The ADA Amendments Act, or the ADAAA, was signed into law by President Bush and takes effect on January 1, 2009. This Act makes significant changes to the Americans with Disabilities Act of 1990, which will pose challenges to employers in avoiding and defending claims of disability discrimination.
“The congressional intent conveyed in the ADAAA is that courts should focus on whether covered employers are complying with their obligations under the Act, rather than on whether an individual’s impairment constitutes a covered disability,” says Patricia Diulus-Myers, a partner and a member of Jackson Lewis LLP’s Disability, Leave and Health Management Practice Group.
Smart Business spoke with Diulus-Myers about the new law’s implications.
What’s so new about the ADAAA?
The ADAA is a reaction by Congress to the perception that the judiciary has too narrowly construed the scope of an individual’s access to protection under the ADA, thus limiting rights of the disabled.
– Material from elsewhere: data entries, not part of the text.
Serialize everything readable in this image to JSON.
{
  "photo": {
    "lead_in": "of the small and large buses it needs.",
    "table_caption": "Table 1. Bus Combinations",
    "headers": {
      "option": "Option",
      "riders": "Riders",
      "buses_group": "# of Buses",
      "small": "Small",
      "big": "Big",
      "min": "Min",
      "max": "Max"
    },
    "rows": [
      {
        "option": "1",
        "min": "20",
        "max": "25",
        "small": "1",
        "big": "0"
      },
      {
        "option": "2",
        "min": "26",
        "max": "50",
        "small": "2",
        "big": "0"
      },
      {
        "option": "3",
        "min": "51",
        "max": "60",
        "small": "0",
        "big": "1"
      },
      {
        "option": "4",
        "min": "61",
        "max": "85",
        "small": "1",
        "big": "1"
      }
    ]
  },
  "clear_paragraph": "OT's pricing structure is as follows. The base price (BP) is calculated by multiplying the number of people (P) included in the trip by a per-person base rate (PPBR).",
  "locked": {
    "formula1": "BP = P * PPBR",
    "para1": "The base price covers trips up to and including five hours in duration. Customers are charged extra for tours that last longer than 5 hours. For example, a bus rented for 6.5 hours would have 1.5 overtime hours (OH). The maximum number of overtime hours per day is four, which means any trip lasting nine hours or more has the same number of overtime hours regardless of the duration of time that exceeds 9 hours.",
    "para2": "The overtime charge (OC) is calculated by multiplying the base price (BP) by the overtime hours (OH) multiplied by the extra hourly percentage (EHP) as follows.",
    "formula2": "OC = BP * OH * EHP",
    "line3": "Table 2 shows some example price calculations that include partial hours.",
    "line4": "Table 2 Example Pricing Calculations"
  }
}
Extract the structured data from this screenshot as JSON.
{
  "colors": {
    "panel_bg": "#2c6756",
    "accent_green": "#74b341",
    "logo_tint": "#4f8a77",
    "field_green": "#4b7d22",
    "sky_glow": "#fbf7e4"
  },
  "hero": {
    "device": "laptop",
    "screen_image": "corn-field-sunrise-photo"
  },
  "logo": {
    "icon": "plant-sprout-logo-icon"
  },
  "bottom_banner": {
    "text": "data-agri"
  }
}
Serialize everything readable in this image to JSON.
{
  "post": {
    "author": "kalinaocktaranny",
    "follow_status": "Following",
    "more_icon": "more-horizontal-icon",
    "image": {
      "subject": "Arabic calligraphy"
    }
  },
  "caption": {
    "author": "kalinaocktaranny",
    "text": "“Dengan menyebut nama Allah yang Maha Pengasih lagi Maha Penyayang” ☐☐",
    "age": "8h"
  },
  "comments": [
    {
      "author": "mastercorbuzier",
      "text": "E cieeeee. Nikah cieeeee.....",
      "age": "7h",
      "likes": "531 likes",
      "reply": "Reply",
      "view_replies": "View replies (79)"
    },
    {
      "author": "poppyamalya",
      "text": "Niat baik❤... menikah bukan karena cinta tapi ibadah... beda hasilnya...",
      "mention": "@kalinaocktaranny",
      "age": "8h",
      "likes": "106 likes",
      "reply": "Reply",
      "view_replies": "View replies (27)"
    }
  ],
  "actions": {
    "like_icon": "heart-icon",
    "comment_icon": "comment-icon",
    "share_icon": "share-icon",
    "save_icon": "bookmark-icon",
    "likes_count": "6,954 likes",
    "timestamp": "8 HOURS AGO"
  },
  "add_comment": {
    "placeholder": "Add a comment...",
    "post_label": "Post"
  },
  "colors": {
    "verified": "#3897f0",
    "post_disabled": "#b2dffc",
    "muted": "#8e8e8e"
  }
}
Historically, employers have won more than 95 percent of ADA lawsuits, mainly because of the narrow construction courts have given to the definition of a ‘disability.’ In referencing several landmark ADA-related Supreme Court decisions, the Act’s expressed purpose is to overturn those decisions and to have the definition of ‘disability’ interpreted more broadly.
What should employers do?
Companies will face more challenging ADA issues and should prepare to defend more complex cases in this area. Now is a good time to review existing procedures for compliance at every stage of employment, including hiring, medical testing, accommodations, leaves and termination.
Those dealing with leave and health management issues should be well aware of the amendments and have processes in place to address requests for accommodation. Training in this area will be critical.
Other considerations include:
- When determining who is covered under leave management policies and if accommodations should be provided or if they pose undue hardships, be prepared to defend those judgments.
- Evaluate workplace risks according to the ‘direct threat’ standard under the ADA.
- Essential job functions, performance and conduct standards should be scrutinized as to their job-relatedness.
- Documentation and record keeping will be very important in order to defend these decisions in a court of law.
How will legal decisions be affected under the ADAAA?
It will be easier for ADA plaintiffs to prove that they are disabled. Prior to the amendments, mitigating measures such as prostheses and medication could be considered in this analysis, but the ADAAA has rejected such consideration. Whether someone is ‘regarded as’ being disabled, is another factor under the ADA, and the amendments have made it easier for plaintiffs here also. A plaintiff can prevail in showing he or she is ‘regarded as’ having a disability, whether or not the physical or mental impairment actually limits or is perceived to limit a major life activity.
Whether more plaintiffs will prevail at trial remains to be seen. Courts will be less likely to rule in an employer’s favor, both on summary judgment before trial, or by directing a verdict for the employer at trial. Thus, juries
will be deciding these cases more frequently.
Can you cite an example of how the new law can impact past court decisions?
Let’s take a plaintiff who has a limp. Under the old act, the limp alone probably would not constitute a disability. Under the amendments, courts are cautioned not to give extensive analysis to the alleged disability, so a limp alone may constitute a disability. And, because the limp may be related to a chronic condition that lasts more than six months, the plaintiff more easily can prove a ‘regarded as’ disabled claim. In such a case, the new act does not require a showing that the alleged impairment is even perceived to limit a major life activity. Luckily, employers will not be required to reasonably accommodate individuals who are only ‘regarded as’ disabled. This is just one of many conditions to which courts will be giving closer scrutiny.
How can employers assure that their key personnel are versed on the law?
Both the ADA and Family and Medical Leave Act are very complex statutes which require familiarity, education and experience. No one should tackle these issues without a firm knowledge base. Some law firms offer ‘preventive lawyering’ through training programs for key legal and human resources personnel, and educational programs on cutting-edge workplace laws. On-going counseling and legal updates are also recommended to remain current on leave management developments. One resource available to employers, particularly for attendance issues, is the EEOC’s new ADA Guidance on Performance and Conduct Standards.
Do you anticipate more ADA litigation in the coming months and years?
Yes. Plaintiffs’ attorneys will welcome the amendments, since the prior hurdle of proving a covered disability won’t be a significant focus of courts. In the past, in view of the 95 percent failure rate, these cases were avoided. Now, they’ll be more attractive.
PATRICIA DIULUS-MYERS is a partner and a member of Jackson Lewis LLP’s Disability, Leave and Health Management Practice Group. Reach her at (412) 232-0180 or DiulusMP@jacksonlewis.com.